NCJ Number
Date Published
177 pages
This report presents the methodology and findings of intensive case studies of seven drug prevention programs that have focused on at-risk, inner-city youth.

The seven programs were selected from a larger set of promising programs to represent diverse approaches and program settings. The programs included one school-based counseling program, one operated by a public housing authority, one organized around outdoor experiential activities, one organized to work with families as a unit, two designed to work with youth from specific ethnic groups, and one that involved an 80- organization coalition to serve the youth of one impoverished neighborhood. An analysis of the data from the seven programs focused on identifying characteristics the program have in common. The program rationale is used as an organizing theme, and the results are presented in segments ordered in terms of inputs, activities, and outcomes. Findings show that each of the programs uses a multifaceted approach. In the experience of the program developers, no single program component is sufficient. Further, the kinds of strategies used are related to the behavioral patterns of "good" families and "good" communities. They provide love, safety, and nurturing; impart values and self-esteem; and teach social and communication skills. Further, they structure and supervise activities; attempt to influence the selection of peers for friendship groups; establish discipline through a system of rewards and contingencies; and arrange for the necessities of food, shelter, and health care. The programs do not engage in harsh punishment or surveillance. The programs do not aim to replace the families of participants; rather they focus on strengthening these families by improving parenting skills, providing other counseling and training to improve family functioning, and refer adults or siblings for substance abuse counseling or treatment, as well as providing support and sympathy during difficult times.
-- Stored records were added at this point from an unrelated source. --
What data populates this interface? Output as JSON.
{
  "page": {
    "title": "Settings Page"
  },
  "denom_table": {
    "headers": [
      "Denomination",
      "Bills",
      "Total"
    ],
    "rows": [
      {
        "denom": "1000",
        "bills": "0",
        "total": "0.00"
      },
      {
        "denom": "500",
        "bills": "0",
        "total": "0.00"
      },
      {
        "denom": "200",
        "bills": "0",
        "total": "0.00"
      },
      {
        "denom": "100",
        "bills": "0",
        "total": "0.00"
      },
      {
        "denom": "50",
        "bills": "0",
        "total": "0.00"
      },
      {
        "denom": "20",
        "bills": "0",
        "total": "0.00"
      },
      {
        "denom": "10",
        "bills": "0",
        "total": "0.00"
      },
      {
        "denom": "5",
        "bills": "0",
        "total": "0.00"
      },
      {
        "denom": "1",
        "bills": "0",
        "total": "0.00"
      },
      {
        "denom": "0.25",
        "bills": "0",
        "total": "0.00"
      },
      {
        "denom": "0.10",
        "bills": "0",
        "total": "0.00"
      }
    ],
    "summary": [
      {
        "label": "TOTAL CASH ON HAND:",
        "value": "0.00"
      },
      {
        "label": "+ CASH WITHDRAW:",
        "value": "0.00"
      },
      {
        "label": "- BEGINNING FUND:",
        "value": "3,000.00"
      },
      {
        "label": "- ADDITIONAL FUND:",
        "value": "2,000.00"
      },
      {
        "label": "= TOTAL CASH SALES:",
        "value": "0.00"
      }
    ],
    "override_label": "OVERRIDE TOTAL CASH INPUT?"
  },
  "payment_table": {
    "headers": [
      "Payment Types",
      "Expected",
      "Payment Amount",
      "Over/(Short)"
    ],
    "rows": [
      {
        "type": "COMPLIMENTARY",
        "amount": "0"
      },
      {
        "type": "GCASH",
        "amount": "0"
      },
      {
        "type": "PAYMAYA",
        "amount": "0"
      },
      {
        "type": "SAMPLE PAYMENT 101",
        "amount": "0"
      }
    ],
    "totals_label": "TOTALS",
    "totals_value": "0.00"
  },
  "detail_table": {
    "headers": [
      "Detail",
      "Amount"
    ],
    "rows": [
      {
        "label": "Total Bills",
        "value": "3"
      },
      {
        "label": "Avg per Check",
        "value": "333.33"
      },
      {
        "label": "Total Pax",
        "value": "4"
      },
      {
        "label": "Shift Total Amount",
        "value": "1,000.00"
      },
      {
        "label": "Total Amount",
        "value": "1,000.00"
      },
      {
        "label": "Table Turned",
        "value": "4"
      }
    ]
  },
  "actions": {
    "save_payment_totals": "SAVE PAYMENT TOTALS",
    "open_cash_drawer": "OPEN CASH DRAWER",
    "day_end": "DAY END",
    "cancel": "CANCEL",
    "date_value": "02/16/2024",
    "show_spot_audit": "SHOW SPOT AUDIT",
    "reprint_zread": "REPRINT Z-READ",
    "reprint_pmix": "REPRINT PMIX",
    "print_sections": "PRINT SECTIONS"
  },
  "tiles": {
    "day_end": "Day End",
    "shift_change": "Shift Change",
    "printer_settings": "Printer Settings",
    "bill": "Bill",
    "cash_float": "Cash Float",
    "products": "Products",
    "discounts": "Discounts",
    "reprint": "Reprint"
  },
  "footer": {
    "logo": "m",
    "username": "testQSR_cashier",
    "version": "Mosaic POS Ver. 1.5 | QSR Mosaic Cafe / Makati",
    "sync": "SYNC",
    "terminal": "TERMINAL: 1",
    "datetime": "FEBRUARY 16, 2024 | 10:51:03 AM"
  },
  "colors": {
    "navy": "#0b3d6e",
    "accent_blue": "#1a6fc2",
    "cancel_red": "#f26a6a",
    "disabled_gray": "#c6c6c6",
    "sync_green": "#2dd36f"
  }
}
The study found that few prevention programs have participated in an evaluation of any kind and that rigorous outcome evaluations are rare. This report includes suggestions for preparing and conducting evaluations. Appended discussion of points of contact for the programs studied and the relationship of the activities of individual programs to the seven program components and a 33-item bibliography

Date Published: January 1, 1993